Statement regarding the adoption of the UK Anti-Corruption Sanctions regime

27 April 2021

Yesterday the UK Secretary of State Dominic Raab released a written statement confirming the adoption of the Global Anti-Corruption Sanctions Regulations 2021 into the UK’s arsenal of Magnitsky-style sanctions regimes.

In October 2020, the Daphne Caruana Galizia Foundation wrote to the Foreign, Commonwealth & Development Office (FCDO) encouraging the swift adoption of a sanctions mechanism targeting corruption to stand alongside the existing Global Human Rights (“GHR”) Sanctions regime. The FCDO notified us of their efforts to incorporate a corruption-focussed sanctions regime. We welcome the positive conclusion of these efforts.

The new Anti-Corruption Sanctions regime allows the UK to impose travel bans and asset freezes on those it designates as having engaged in, or enabled, serious corruption. The GHR Sanctions regime, which became operational last July, is designed to penalise the perpetrators of serious human rights violations to deter future abuses.

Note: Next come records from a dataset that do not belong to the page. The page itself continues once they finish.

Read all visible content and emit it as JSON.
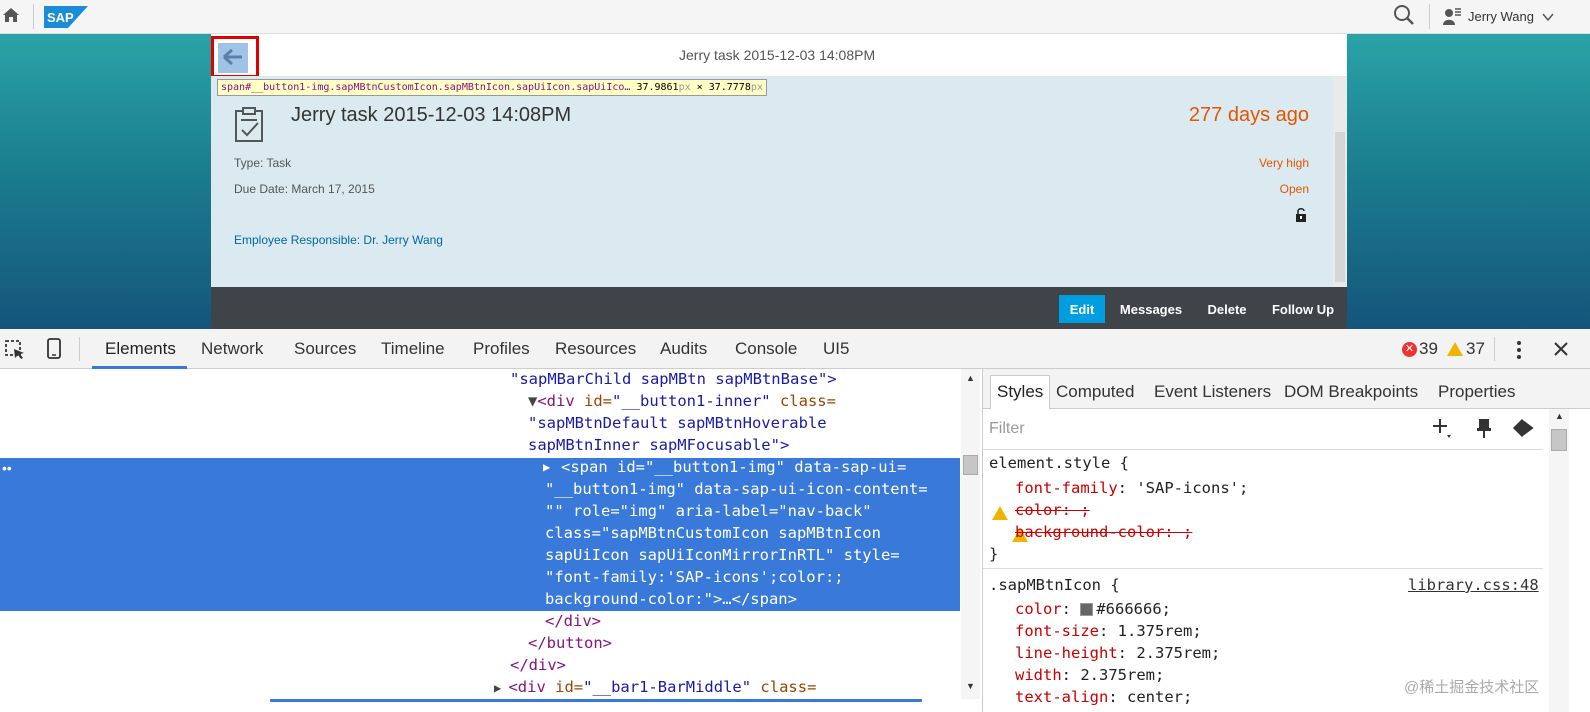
{
  "shell": {
    "brand": "SAP",
    "user_name": "Jerry Wang"
  },
  "app": {
    "nav_title": "Jerry task 2015-12-03 14:08PM",
    "tooltip": {
      "selector": "span#__button1-img.sapMBtnCustomIcon.sapMBtnIcon.sapUiIcon.sapUiIco…",
      "w": "37.9861",
      "h": "37.7778",
      "unit": "px",
      "x": " × "
    },
    "header": {
      "title": "Jerry task 2015-12-03 14:08PM",
      "number": "277 days ago",
      "attr1": "Type: Task",
      "attr2": "Due Date: March 17, 2015",
      "attr3": "Employee Responsible: Dr. Jerry Wang",
      "status1": "Very high",
      "status2": "Open"
    },
    "footer": {
      "edit": "Edit",
      "messages": "Messages",
      "delete": "Delete",
      "follow_up": "Follow Up"
    },
    "colors": {
      "accent": "#009de0",
      "number": "#e35500",
      "link": "#00679e"
    }
  },
  "devtools": {
    "tabs": [
      "Elements",
      "Network",
      "Sources",
      "Timeline",
      "Profiles",
      "Resources",
      "Audits",
      "Console",
      "UI5"
    ],
    "errors": "39",
    "warnings": "37",
    "dom": {
      "l1": "\"sapMBarChild sapMBtn sapMBtnBase\">",
      "l2_tag": "<div",
      "l2_attr": " id=",
      "l2_val": "\"__button1-inner\"",
      "l2_attr2": " class=",
      "l3": "\"sapMBtnDefault sapMBtnHoverable",
      "l4": "sapMBtnInner sapMFocusable\">",
      "s1": "<span id=\"__button1-img\" data-sap-ui=",
      "s2": "\"__button1-img\" data-sap-ui-icon-content=",
      "s3": "\"\" role=\"img\" aria-label=\"nav-back\"",
      "s4": "class=\"sapMBtnCustomIcon sapMBtnIcon",
      "s5": "sapUiIcon sapUiIconMirrorInRTL\" style=",
      "s6": "\"font-family:'SAP-icons';color:;",
      "s7": "background-color:\">…</span>",
      "c1": "</div>",
      "c2": "</button>",
      "c3": "</div>",
      "l_last_tag": "<div",
      "l_last_attr": " id=",
      "l_last_val": "\"__bar1-BarMiddle\"",
      "l_last_attr2": " class="
    },
    "styles": {
      "tabs": [
        "Styles",
        "Computed",
        "Event Listeners",
        "DOM Breakpoints",
        "Properties"
      ],
      "filter_placeholder": "Filter",
      "element_style": "element.style {",
      "p1_name": "font-family",
      "p1_val": "'SAP-icons';",
      "p2": "color: ;",
      "p3": "background-color: ;",
      "close": "}",
      "rule2_sel": ".sapMBtnIcon {",
      "rule2_src": "library.css:48",
      "r1_name": "color",
      "r1_val": "#666666;",
      "r2_name": "font-size",
      "r2_val": "1.375rem;",
      "r3_name": "line-height",
      "r3_val": "2.375rem;",
      "r4_name": "width",
      "r4_val": "2.375rem;",
      "r5_name": "text-align",
      "r5_val": "center;"
    },
    "watermark": "@稀土掘金技术社区"
  }
}
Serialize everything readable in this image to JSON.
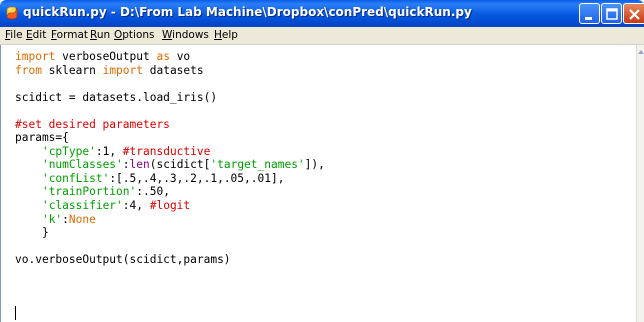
{
  "window": {
    "title": "quickRun.py - D:\\From Lab Machine\\Dropbox\\conPred\\quickRun.py",
    "controls": [
      "minimize",
      "maximize",
      "close"
    ]
  },
  "menu": {
    "items": [
      {
        "label": "File"
      },
      {
        "label": "Edit"
      },
      {
        "label": "Format"
      },
      {
        "label": "Run"
      },
      {
        "label": "Options"
      },
      {
        "label": "Windows"
      },
      {
        "label": "Help"
      }
    ]
  },
  "editor": {
    "language": "python",
    "lines": [
      [
        {
          "t": "import",
          "c": "kw"
        },
        {
          "t": " verboseOutput "
        },
        {
          "t": "as",
          "c": "kw"
        },
        {
          "t": " vo"
        }
      ],
      [
        {
          "t": "from",
          "c": "kw"
        },
        {
          "t": " sklearn "
        },
        {
          "t": "import",
          "c": "kw"
        },
        {
          "t": " datasets"
        }
      ],
      [],
      [
        {
          "t": "scidict = datasets.load_iris()"
        }
      ],
      [],
      [
        {
          "t": "#set desired parameters",
          "c": "cm"
        }
      ],
      [
        {
          "t": "params={"
        }
      ],
      [
        {
          "t": "    "
        },
        {
          "t": "'cpType'",
          "c": "st"
        },
        {
          "t": ":1, "
        },
        {
          "t": "#transductive",
          "c": "cm"
        }
      ],
      [
        {
          "t": "    "
        },
        {
          "t": "'numClasses'",
          "c": "st"
        },
        {
          "t": ":"
        },
        {
          "t": "len",
          "c": "bi"
        },
        {
          "t": "(scidict["
        },
        {
          "t": "'target_names'",
          "c": "st"
        },
        {
          "t": "]),"
        }
      ],
      [
        {
          "t": "    "
        },
        {
          "t": "'confList'",
          "c": "st"
        },
        {
          "t": ":[.5,.4,.3,.2,.1,.05,.01],"
        }
      ],
      [
        {
          "t": "    "
        },
        {
          "t": "'trainPortion'",
          "c": "st"
        },
        {
          "t": ":.50,"
        }
      ],
      [
        {
          "t": "    "
        },
        {
          "t": "'classifier'",
          "c": "st"
        },
        {
          "t": ":4, "
        },
        {
          "t": "#logit",
          "c": "cm"
        }
      ],
      [
        {
          "t": "    "
        },
        {
          "t": "'k'",
          "c": "st"
        },
        {
          "t": ":"
        },
        {
          "t": "None",
          "c": "kw"
        }
      ],
      [
        {
          "t": "    }"
        }
      ],
      [],
      [
        {
          "t": "vo.verboseOutput(scidict,params)"
        }
      ]
    ]
  },
  "colors": {
    "keyword": "#e26b00",
    "string": "#00a000",
    "comment": "#dd0000",
    "builtin": "#900090",
    "titlebar": "#0558e0",
    "menubar": "#ece9d8"
  }
}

The Anti-Corruption Sanctions regime is an important mechanism for dismantling internationally widespread networks of corruption. In the context of preventing serious violations of human rights, its pertinence and potential is even more pronounced. As we noted in our statement following the EU’s introduction of a Magnitsky-style sanctions regime, victims of human rights violations are often so as a consequence of their roles in exposing or threatening the stability of corrupt networks.

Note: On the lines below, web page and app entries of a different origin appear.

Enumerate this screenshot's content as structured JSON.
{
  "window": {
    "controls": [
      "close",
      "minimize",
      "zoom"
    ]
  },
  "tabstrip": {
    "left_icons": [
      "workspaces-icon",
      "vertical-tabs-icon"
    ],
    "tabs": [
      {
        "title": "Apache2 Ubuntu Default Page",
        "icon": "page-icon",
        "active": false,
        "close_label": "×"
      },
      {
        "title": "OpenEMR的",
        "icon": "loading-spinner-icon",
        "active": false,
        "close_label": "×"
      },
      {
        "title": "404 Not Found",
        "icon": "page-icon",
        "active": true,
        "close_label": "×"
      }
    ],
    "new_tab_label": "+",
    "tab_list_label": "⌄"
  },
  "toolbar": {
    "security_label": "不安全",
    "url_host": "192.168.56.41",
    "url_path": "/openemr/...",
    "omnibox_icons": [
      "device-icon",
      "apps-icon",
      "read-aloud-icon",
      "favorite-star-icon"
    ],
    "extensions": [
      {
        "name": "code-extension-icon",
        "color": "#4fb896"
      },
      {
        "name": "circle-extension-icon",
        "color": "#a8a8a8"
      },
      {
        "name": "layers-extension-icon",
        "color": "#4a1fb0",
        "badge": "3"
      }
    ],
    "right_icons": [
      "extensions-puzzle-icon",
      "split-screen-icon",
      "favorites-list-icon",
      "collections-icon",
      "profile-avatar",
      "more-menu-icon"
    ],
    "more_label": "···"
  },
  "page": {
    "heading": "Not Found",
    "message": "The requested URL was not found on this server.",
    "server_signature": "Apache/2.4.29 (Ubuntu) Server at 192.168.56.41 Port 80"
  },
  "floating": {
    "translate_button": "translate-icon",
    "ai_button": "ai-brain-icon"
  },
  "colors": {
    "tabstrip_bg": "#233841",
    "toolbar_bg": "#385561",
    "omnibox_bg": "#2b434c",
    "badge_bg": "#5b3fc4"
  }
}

The widened scope for corruption-based sanctions enables the UK to better align its future designations with those of other international regimes. Magnitsky-style sanctions have greater impact when they are made in a coordinated manner with other jurisdictions. This was evident when the UK, the EU, and Canada sanctionedChinese officials responsible for crimes against Uyghurs simultaneously.

After the UK’s move to introduce the Anti-Corruption Sanctions regime, we hope to see other jurisdictions - especially the EU - follow suit by expanding their existing sanctioning tools to cover serious acts of corruption.